RECORDS PROVIDED =>
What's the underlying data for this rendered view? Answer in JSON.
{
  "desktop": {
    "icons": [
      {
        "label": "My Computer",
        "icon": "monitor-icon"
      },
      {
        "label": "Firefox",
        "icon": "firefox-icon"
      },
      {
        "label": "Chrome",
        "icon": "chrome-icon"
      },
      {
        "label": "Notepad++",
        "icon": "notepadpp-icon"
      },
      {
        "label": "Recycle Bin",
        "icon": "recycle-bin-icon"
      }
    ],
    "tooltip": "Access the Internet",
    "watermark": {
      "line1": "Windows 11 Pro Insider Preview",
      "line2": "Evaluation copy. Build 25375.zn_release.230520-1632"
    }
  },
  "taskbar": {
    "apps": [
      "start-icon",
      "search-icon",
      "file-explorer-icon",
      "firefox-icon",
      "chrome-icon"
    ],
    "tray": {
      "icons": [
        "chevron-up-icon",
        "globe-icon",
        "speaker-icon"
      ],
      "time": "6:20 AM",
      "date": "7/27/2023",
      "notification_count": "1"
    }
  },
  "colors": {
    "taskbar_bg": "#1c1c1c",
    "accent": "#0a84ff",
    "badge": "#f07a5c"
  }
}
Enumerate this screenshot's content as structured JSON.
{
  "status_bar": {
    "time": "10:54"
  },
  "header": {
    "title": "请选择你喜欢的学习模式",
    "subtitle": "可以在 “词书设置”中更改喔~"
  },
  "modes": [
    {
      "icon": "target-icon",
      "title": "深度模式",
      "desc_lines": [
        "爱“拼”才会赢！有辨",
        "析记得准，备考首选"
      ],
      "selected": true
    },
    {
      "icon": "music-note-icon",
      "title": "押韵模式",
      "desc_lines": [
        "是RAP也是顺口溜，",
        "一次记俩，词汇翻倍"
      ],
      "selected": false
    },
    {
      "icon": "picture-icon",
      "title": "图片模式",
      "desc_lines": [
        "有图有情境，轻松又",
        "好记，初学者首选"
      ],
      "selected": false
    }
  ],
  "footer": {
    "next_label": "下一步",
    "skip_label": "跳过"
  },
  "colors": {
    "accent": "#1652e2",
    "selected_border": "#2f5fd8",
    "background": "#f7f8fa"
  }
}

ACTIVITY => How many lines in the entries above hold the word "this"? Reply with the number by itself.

ANSWER SPACE => 2